“I am concerned with the possibility that these sanctions might have a negative impact on vital economic sectors, and therefore, a direct consequence on the enjoyment of human rights,” UN Special Rapporteur Tomas Quintana said Thursday.
Quintana, speaking to members of the UN General Assembly’s human rights committee, said bans on delivery of vital aid items to North Korea have made it more difficult for human rights workers to help people in need in North Korea, especially those affected by serious illnesses and the disabled.
“History shows us that sanctions can have a devastating impact on the civilian population,” he said, adding that human rights staff in North Korea have also had problems carrying out financial transactions due to banking sanctions imposed on the country.

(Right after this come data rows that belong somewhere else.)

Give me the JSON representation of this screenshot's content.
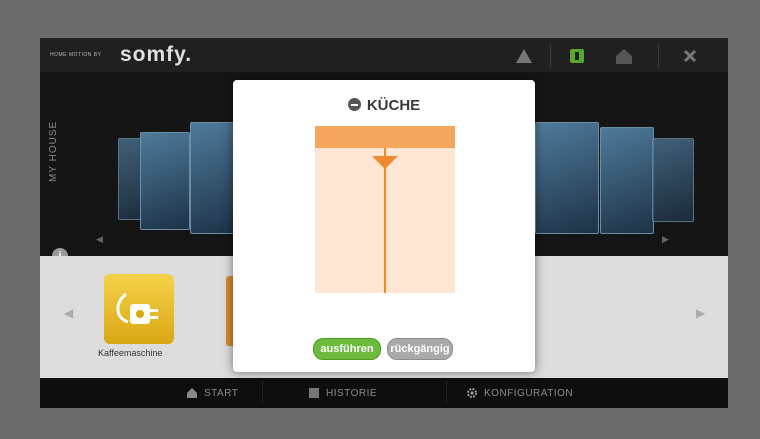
{
  "app": {
    "tagline": "HOME MOTION BY",
    "logo": "somfy."
  },
  "house": {
    "side_label": "MY HOUSE"
  },
  "devices": [
    {
      "label": "Kaffeemaschine"
    }
  ],
  "nav": {
    "start": "START",
    "history": "HISTORIE",
    "config": "KONFIGURATION"
  },
  "modal": {
    "title": "KÜCHE",
    "position_percent": 15,
    "execute_label": "ausführen",
    "undo_label": "rückgängig"
  },
  "colors": {
    "accent_orange": "#f08a30",
    "blind_bg": "#fde6d3",
    "execute_green": "#6dbb3c",
    "undo_gray": "#a9a9a9"
  }
}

The UN imposed its toughest-ever sanctions on North Korea after the government in Pyongyang test-fired new ballistic missiles in July and then conducted its most powerful nuclear test in September.
The Security Council has slapped export bans on coal, iron, lead, textiles and seafood, restricted joint ventures and blacklisted a number of North Korean companies.
Quintana said a full assessment of the sanctions regime should be carried out so that the UN could guarantee that the measures do not “effectively constitute a collective punishment on the ordinary citizens.”